Can Vinyl Siding Be Painted?

shutterstock-Vinyl Siding 16

Vinyl siding definitely draws strong opinions from homeowners—those who love it ardently praise its energy efficiency, and especially its painless maintenance. After all, cleaning it with a hose is fairly simple, and there’s no need to repaint it—at least, in most cases.

But what if you decide that painting is the right option for your home? Maybe you can’t afford new siding or you’ve looked into it and aren’t fond of the limited colors you’ve seen, which has you wondering: can it be repainted instead?

The short answer is yes—but it’s complicated. To avoid headaches like voided warranties or warped siding, you’ll need to make sure you’ve thought your decision through and have followed instructions to a tee. Here’s what you need to know to get started.

Do you need to paint?

Most homeowners choose vinyl siding for its convenience—not having to touch up the paint is one of the main selling points. After all, a professional job will run you several thousand dollars, and must be redone every three to seven years, depending on the climate in your area—quite a commitment!

If your current siding lacks the vivid color it had when it was first installed, it’s worth reading over your warranty to see if it covers excessive fading. Most siding companies offer a lifetime policy and may replace or reimburse for severe color damage—usually if it’s over what’s known as four Hunter units, a measurement the industry uses to rate color intensity. One Hunter unit represents a very incremental difference in pigment, so five units is not necessarily a massive discoloration.

However, if your warranty won’t cover a replacement, if you inherited the siding from a previous owner, or if you’re just ready for a fresh color, you can paint. You just need to know a few things first:

  • Painting may invalidate your warranty. Check your policy details to make sure that a fresh coat won’t leave you with the bag for future damages or defects—especially if your siding is new.
  • Dark paint may cause panels to buckle or warp. There’s a reason a lot of vinyl siding comes in lighter colors. Darker shades absorb heat, which may raise surface temperatures too high for the vinyl, wreaking all sorts of havoc. If you’re changing the hue of your home, always aim for something that matches or is even lighter than your current color scheme.

Vinyl Siding blue

Choosing Your Paint

If you’ve read all of that and still think painting is the best solution to your siding woes, you’ll need to make sure you’re selecting the right kind.

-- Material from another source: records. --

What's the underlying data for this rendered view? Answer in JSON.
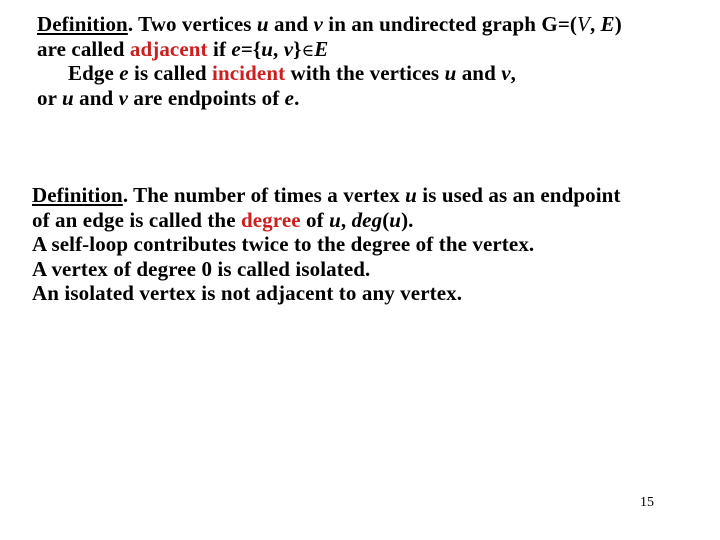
{
  "colors": {
    "text": "#000000",
    "highlight": "#cc1f1f",
    "background": "#ffffff"
  },
  "definition1": {
    "line1": {
      "label": "Definition",
      "after_label": ". Two vertices ",
      "u": "u",
      "and": " and ",
      "v": "v",
      "rest": " in an undirected graph G=(",
      "V": "V",
      "comma": ", ",
      "E": "E",
      "close": ")"
    },
    "line2": {
      "start": "are called ",
      "term": "adjacent",
      "if": " if ",
      "e": "e",
      "eq": "={",
      "u": "u",
      "comma": ", ",
      "v": "v",
      "brace": "}",
      "in": "∈",
      "E": "E"
    },
    "line3": {
      "start": "Edge ",
      "e": "e",
      "mid": " is called ",
      "term": "incident",
      "rest": " with the vertices ",
      "u": "u",
      "and": " and ",
      "v": "v",
      "end": ","
    },
    "line4": {
      "start": "or ",
      "u": "u",
      "and": " and ",
      "v": "v",
      "mid": " are endpoints of ",
      "e": "e",
      "end": "."
    }
  },
  "definition2": {
    "line1": {
      "label": "Definition",
      "after_label": ". The number of times a vertex ",
      "u": "u",
      "rest": " is used as an endpoint"
    },
    "line2": {
      "start": "of an edge is called the ",
      "term": "degree",
      "of": " of ",
      "u": "u",
      "comma": ", ",
      "deg": "deg",
      "open": "(",
      "u2": "u",
      "close": ")."
    },
    "line3": "A self-loop contributes twice to the degree of the vertex.",
    "line4": "A vertex of degree 0 is called isolated.",
    "line5": "An isolated vertex is not adjacent to any vertex."
  },
  "page_number": "15"
}
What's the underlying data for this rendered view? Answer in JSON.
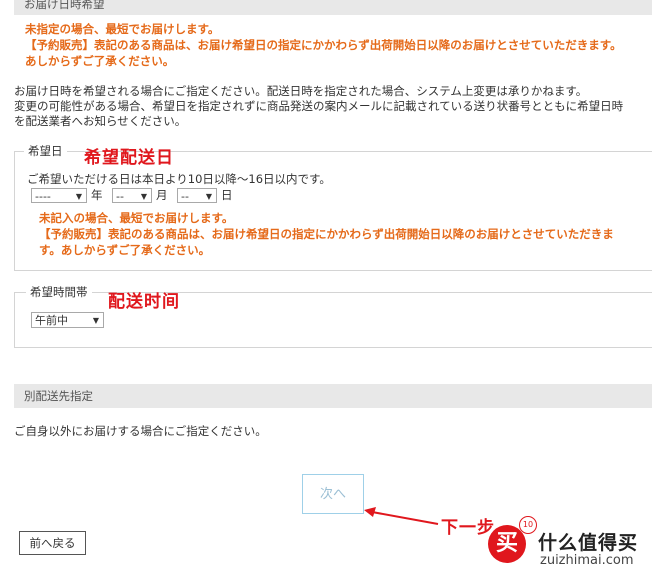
{
  "delivery_section": {
    "title": "お届け日時希望",
    "warning_line1": "未指定の場合、最短でお届けします。",
    "warning_line2": "【予約販売】表記のある商品は、お届け希望日の指定にかかわらず出荷開始日以降のお届けとさせていただきます。",
    "warning_line3": "あしからずご了承ください。",
    "info_line1": "お届け日時を希望される場合にご指定ください。配送日時を指定された場合、システム上変更は承りかねます。",
    "info_line2": "変更の可能性がある場合、希望日を指定されずに商品発送の案内メールに記載されている送り状番号とともに希望日時",
    "info_line3": "を配送業者へお知らせください。"
  },
  "date_box": {
    "legend": "希望日",
    "annotation": "希望配送日",
    "instructions": "ご希望いただける日は本日より10日以降～16日以内です。",
    "year_value": "----",
    "year_label": "年",
    "month_value": "--",
    "month_label": "月",
    "day_value": "--",
    "day_label": "日",
    "warning_line1": "未記入の場合、最短でお届けします。",
    "warning_line2": "【予約販売】表記のある商品は、お届け希望日の指定にかかわらず出荷開始日以降のお届けとさせていただきま",
    "warning_line3": "す。あしからずご了承ください。"
  },
  "time_box": {
    "legend": "希望時間帯",
    "annotation": "配送时间",
    "time_value": "午前中"
  },
  "alt_address": {
    "title": "別配送先指定",
    "info": "ご自身以外にお届けする場合にご指定ください。"
  },
  "buttons": {
    "next_label": "次へ",
    "prev_label": "前へ戻る"
  },
  "annotations": {
    "next_step": "下一步"
  },
  "watermark": {
    "badge_char": "买",
    "badge_num": "10",
    "brand_cn": "什么值得买",
    "brand_url": "zuizhimai.com"
  },
  "colors": {
    "warning": "#e56a1a",
    "annotation": "#e0171d",
    "section_bar": "#e8e8e8",
    "next_border": "#9fd0e8"
  }
}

Only buy latex urethane paint that is rated for exteriors. No primer is necessary.


Like any paint job, your work will look best if you clean the area thoroughly before beginning. Most siding companies recommend a solution of water, liquid, and dry laundry detergent and advocate using a soft-bristled car washing brush and a garden hose. Never use a power washer or bleach on your siding, as this can damage the surface.


After the siding is clean and dry, if the weather is accommodating, you’re ready to paint. By accommodating, we mean that it is not too hot or windy—paint may not adhere correctly on a sweltering or blustery day and may be prone to cracking or flaking over time. The majority of vinyl siding should only be painted in temperatures between 40 and 90 degrees Fahrenheit. Apply it like you would to any wooden surface, using a roller or sprayer for large areas and a brush around the trim and edges. Always use at least two coats, allowing the paint to dry fully in between.

After that, there’s nothing left to do but sit back and admire your handiwork. If you did the job correctly, you won’t need to repaint the vinyl for another ten years, so enjoy!

Tell us about your experiences with painting vinyl siding, or ask us any questions, in the comments below.


No Comments Yet.

Leave a comment